"That equates to a roughly 70 percent crash reduction and 84 percent crash-related injury reduction," Bockus said. "It's hard to get this message out when the data is being misrepresented."

Seventeen residents spoke in favor of the town's streetscape plan and grant application on Tuesday night, with many expressing a need to alleviate traffic congestion, accommodate cyclists, and reimagine Main Street to match younger sensibilities. In contrast, two residents spoke against the project, with one concerned about government spending and another suggesting more policing would fix traffic problems.

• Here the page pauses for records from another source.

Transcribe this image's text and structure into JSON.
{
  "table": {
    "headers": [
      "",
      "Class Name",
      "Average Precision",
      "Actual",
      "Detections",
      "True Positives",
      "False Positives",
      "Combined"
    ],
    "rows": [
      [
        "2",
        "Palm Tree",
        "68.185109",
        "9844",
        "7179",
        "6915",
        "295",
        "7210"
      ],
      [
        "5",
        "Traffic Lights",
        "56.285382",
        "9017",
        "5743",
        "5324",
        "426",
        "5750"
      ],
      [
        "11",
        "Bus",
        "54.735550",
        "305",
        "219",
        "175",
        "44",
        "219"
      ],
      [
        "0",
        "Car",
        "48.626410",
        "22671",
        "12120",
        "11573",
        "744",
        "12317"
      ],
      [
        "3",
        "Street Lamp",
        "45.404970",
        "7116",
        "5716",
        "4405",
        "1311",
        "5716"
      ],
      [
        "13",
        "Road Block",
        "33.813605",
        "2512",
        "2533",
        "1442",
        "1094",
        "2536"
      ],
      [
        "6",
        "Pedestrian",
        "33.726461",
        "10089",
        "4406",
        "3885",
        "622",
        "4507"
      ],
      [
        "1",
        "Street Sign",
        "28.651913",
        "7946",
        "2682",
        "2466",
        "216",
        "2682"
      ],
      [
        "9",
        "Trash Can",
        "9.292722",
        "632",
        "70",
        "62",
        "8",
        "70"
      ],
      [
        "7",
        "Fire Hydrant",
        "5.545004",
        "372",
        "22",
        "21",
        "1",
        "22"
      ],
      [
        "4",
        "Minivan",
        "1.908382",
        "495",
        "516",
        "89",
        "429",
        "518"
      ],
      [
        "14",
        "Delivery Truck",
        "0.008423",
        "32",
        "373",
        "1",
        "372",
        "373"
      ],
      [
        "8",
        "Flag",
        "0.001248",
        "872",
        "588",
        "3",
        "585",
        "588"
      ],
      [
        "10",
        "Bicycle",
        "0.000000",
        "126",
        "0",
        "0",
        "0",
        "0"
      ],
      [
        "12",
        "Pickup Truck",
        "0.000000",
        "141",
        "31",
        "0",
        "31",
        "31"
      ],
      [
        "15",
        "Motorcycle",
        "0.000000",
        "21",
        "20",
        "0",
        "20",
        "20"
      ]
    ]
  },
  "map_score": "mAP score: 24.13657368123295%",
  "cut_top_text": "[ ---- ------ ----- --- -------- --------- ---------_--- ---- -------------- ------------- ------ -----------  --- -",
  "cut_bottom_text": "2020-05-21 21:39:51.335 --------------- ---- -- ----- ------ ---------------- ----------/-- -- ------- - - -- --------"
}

Town Manager Steve Stephanou said Tuesday that Manchester's streetscape plan is able to leverage external funds to conduct necessary infrastructure work that would otherwise be paid for by local taxpayers, by prioritizing features that the state is focused on.

"We're looking to make our greatest asset a safe, walkable, vibrant community," Stephanou said.

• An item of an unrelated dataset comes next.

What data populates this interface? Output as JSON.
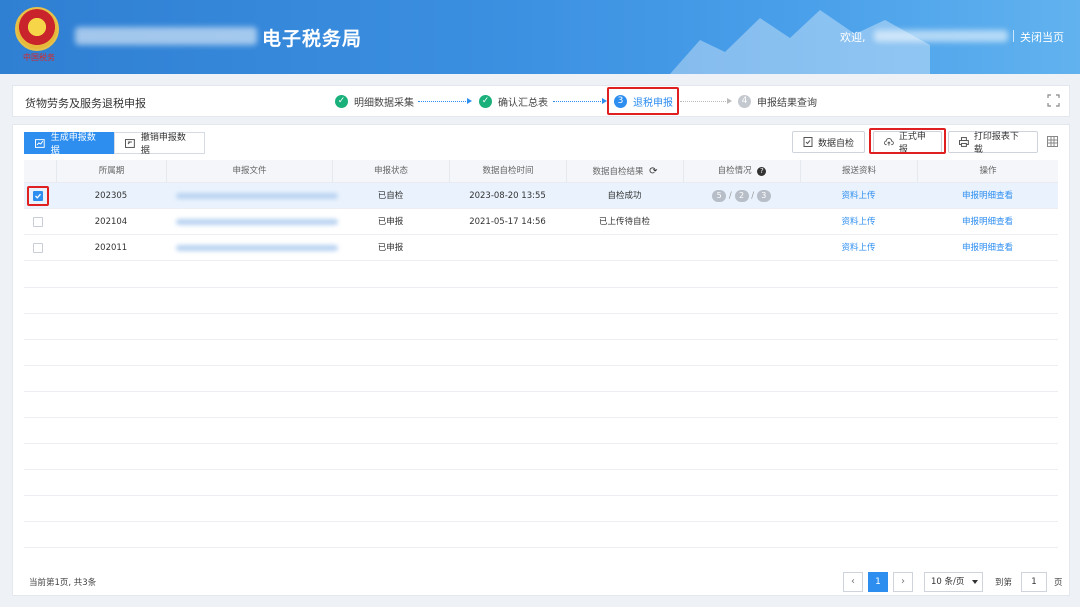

Director of Planning and Economic Development Gary Anderson said Tuesday that the streetscape plan was born from community input over the years, with surveys showing support for many features that the plan would enhance or highlight.

"This is not a plan that came out of nowhere," Anderson said.

Plans for major biotech park in Connecticut abandoned

Luther Turmelle

Plans to develop a sprawling biotech park in Branford off of Interstate 95, which was announced last April with great fanfare, have been scrapped by the Minnesota-based developer that was proposing the project.

A spokeswoman for Ryan Companies told Hearst Connecticut Media on Wednesday that the developer "is no longer pursuing the development." She declined to comment on the reasons for Ryan Companies abandoning the project.

Perry Maresca, Branford's economic and business development manager, said town officials were told that the reason Ryan scrapped the project "was because of the length of time it was going to take to get the project going." Another factor, according to Maresca, was an inability to secure an anchor tenant for the project.

When plans for the project were unveiled in April 2023, Ryan officials said it would be built in phases, with the first two involving the development of buildings between 100,000 and 150,000 square feet, depending on the needs of tenants the company is negotiating with. The plan at the time was that both buildings would be three or four stories tall.

When announced last year, the HealthTech Park project called for creating more than 500,000 square feet of laboratory space, research and development facilities for life sciences companies and some high-tech manufacturing related to the health care sector. The project was to have been built on a 120-acre site off of the Exit 56 interchange.

Ryan Companies was working with Stamford-based Heinrich Partners to develop the project on land that includes the former Bittersweet Farm and is owned by Hamden-based Belfonti Companies LLC and A. Secondino & Son of Branford.

Branford First Selectman Jamie Cosgrove was not immediately available for comment on Thursday regarding Ryan's decision to abandon the project. Representatives for Connecticut Governor Ned Lamont and the state's Department of Economic and Community Development were also not available for comment on the company's decision.